The social-media ravings of Mauricio Garcia, the man who murdered eight people earlier this month with an assault rifle at a mall in Allen, Texas, reveal an angry, embittered misanthrope who hated everything.
He hated his own Hispanic ethnicity. He hated anyone who looked different to him or possessed a different culture. He hated women for showing no interest in him.
His posts also reveal a progression from common prejudice into ever-deepening paranoia and conspiracy theories. He began to gravitate more and more toward Nazi iconography and ideology.
He tattooed large SS bolts on his arm and a swastika on his chest.
He acquired a “right-wing death squad” patch, began to openly praise Hitler and fell ever deeper into the world of the Nazi killing squads that carried out the genocide of the Jews.
Before long, all of Garcia’s disparate hatreds found a central focus, manifesting in a demented, time-worn narrative.
Garcia turned to the “Jewish Question,” he assailed Jews for controlling the government and he claimed that Jews had “engineered society so that men cannot mate with women.”
This was the final evolution in the thinking that had turned a young man from cruising right-wing sites and finding kitsch in military insignia, to committing mass murder.

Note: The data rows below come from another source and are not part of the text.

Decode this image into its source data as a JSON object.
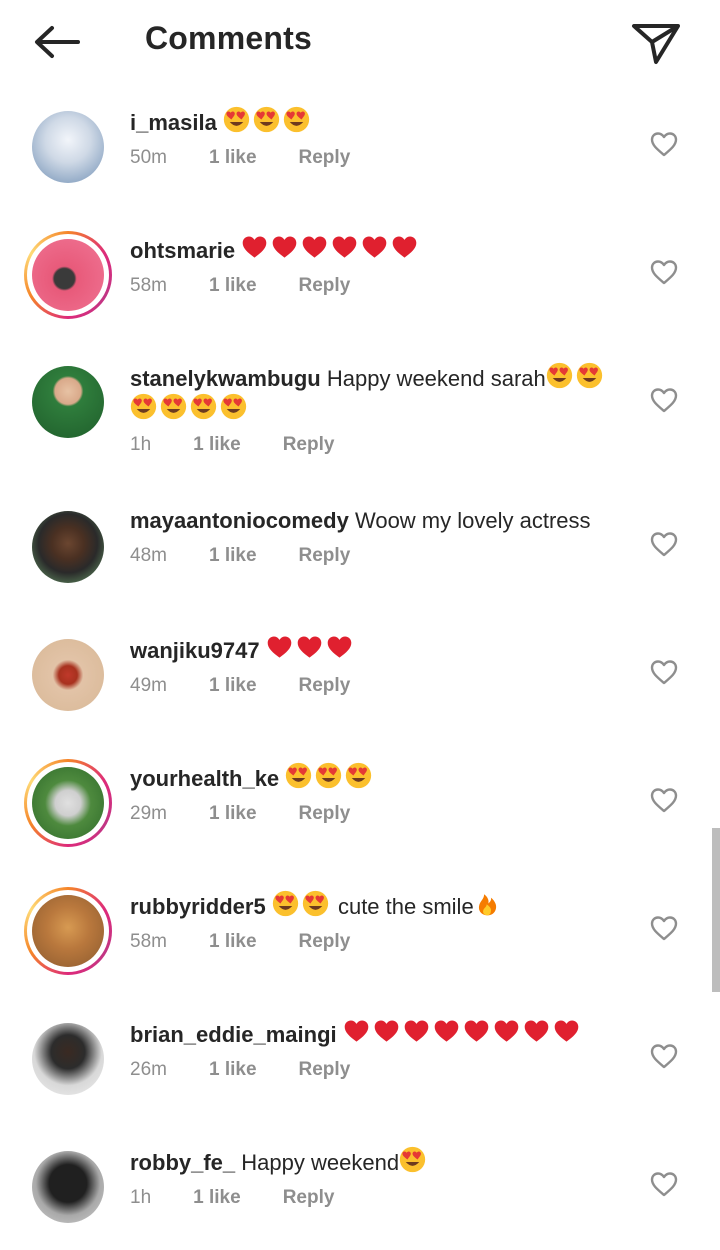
{
  "header": {
    "title": "Comments",
    "back_icon": "arrow-left-icon",
    "share_icon": "paper-plane-icon"
  },
  "colors": {
    "text": "#262626",
    "meta": "#8e8e8e",
    "heart_red": "#e0202f",
    "story_ring": "#dd2a7b"
  },
  "comments": [
    {
      "username": "i_masila",
      "text": "",
      "emoji": [
        "heart-eyes",
        "heart-eyes",
        "heart-eyes"
      ],
      "time": "50m",
      "likes": "1 like",
      "reply": "Reply",
      "story_ring": false
    },
    {
      "username": "ohtsmarie",
      "text": "",
      "emoji": [
        "red-heart",
        "red-heart",
        "red-heart",
        "red-heart",
        "red-heart",
        "red-heart"
      ],
      "time": "58m",
      "likes": "1 like",
      "reply": "Reply",
      "story_ring": true
    },
    {
      "username": "stanelykwambugu",
      "text": "Happy weekend sarah",
      "emoji": [
        "heart-eyes",
        "heart-eyes",
        "heart-eyes",
        "heart-eyes",
        "heart-eyes",
        "heart-eyes"
      ],
      "time": "1h",
      "likes": "1 like",
      "reply": "Reply",
      "story_ring": false
    },
    {
      "username": "mayaantoniocomedy",
      "text": "Woow my lovely actress",
      "emoji": [],
      "time": "48m",
      "likes": "1 like",
      "reply": "Reply",
      "story_ring": false
    },
    {
      "username": "wanjiku9747",
      "text": "",
      "emoji": [
        "red-heart",
        "red-heart",
        "red-heart"
      ],
      "time": "49m",
      "likes": "1 like",
      "reply": "Reply",
      "story_ring": false
    },
    {
      "username": "yourhealth_ke",
      "text": "",
      "emoji": [
        "heart-eyes",
        "heart-eyes",
        "heart-eyes"
      ],
      "time": "29m",
      "likes": "1 like",
      "reply": "Reply",
      "story_ring": true
    },
    {
      "username": "rubbyridder5",
      "text": "cute the smile",
      "emoji_before": [
        "heart-eyes",
        "heart-eyes"
      ],
      "emoji": [
        "fire"
      ],
      "time": "58m",
      "likes": "1 like",
      "reply": "Reply",
      "story_ring": true
    },
    {
      "username": "brian_eddie_maingi",
      "text": "",
      "emoji": [
        "red-heart",
        "red-heart",
        "red-heart",
        "red-heart",
        "red-heart",
        "red-heart",
        "red-heart",
        "red-heart"
      ],
      "time": "26m",
      "likes": "1 like",
      "reply": "Reply",
      "story_ring": false
    },
    {
      "username": "robby_fe_",
      "text": "Happy weekend",
      "emoji": [
        "heart-eyes"
      ],
      "time": "1h",
      "likes": "1 like",
      "reply": "Reply",
      "story_ring": false
    }
  ]
}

There are many aspects of anti-Semitism that make it distinct from other forms of hatred.
Its transmission through well-honed mythology and conspiracies, its characterization of Jews as both inferior and malevolently superior.
But its capacity to shift from prejudice to an all-consuming quest must be its most distinct feature.
Hitler unleashed the most devastating war in history in pursuit of eradicating Jews.
Henry Ford, a man who had everything, would rave about Jews controlling the world around the campfire.
They controlled the banks, real estate, they caused the failures of the navy, they created jazz music, he would tell anyone willing to listen.
Ford used his immense wealth and creative genius to publish anti-Semitic rants in the newspaper he acquired in 1919, The Dearborn Independent, eventually packaging his favorite anti-Semitism screeds into a two-volume work titled “The International Jew.”
Ford deliberately did not copyright the book to enable its swift and easy distribution. It became a sensation in Germany. Hitler called Ford “his inspiration” and kept a portrait of him in his Munich office.
Garcia, possessing no such means or high intellect, used what he had, easy access to guns, to kill as many innocent people as he could.
Another aspect of anti-Semitism that makes it unique is its nostalgia for a purer, bygone age and the belief that the Jew is the agent of its corruption. Ford had it. Hitler had it.
Rep. Rashida Tlaib (D-Mich.) believes that the creation of the State of Israel in lands directly linked to Jews since before Roman times is a Nakba, an Arabic word denoting “catastrophe.”
One might consider the catastrophe to be the extermination of the European Jews which ended just three years prior to Israel’s independence.
Or the Arab violence and political blackmail that led to the British freezing out millions of Jews from Mandate-era Palestine, directly leading to their deaths.
Tlaib might consider the catastrophe to be rejection by the Arabs of two-state solutions in 1937 and 1947, which could have spared a lot of blood and tears.
Instead, Tlaib has blamed Holocaust survivors who found refuge in Israel for “wiping out” Palestinians. She has tried to purge supporters of Israel (virtually all Jews) from progressive spaces claiming that true progressives cannot be pro-Israel, and invoked chilling rhetoric about those ‘behind the curtain’ that ‘make money … to control and express people.” They do it from “Gaza to Detroit,” she said.
Equally disturbing is that despite his familiarity with Jewish history, Sen. Bernie Sanders (I-Vt.) hosted an inflammatory event in the Senate on May 10 to mark 75 years of “Nakba” after House Speaker Kevin McCarthy cancelled Tlaib’s initial plan to hold it at the Capitol.
In doing so, Sanders effectively laundered her contemporary anti-Semitism into respectable “pro-Palestinianism” or “anti-Zionism.”
Another feature of anti-Semitism is that while it scars the Jewish people in every generation, it hurts the perpetrator more.
From Babylon and Rome to the Nazis themselves, the anti-Semites have disappeared while the Jews endure.
They outlive their tormentors not as a quirk of history but because by turning on this numerically minuscule nation — that gave the world its great religions and the ethics derived from them —they turn on a vital part of themselves and so suffer a mortal wound.
Tlaib and her patrons should remember this.
Alex Ryvchin is the author of the book “The Seven Deadly Myths – Antisemitism from the Time of Christ to Kanye West”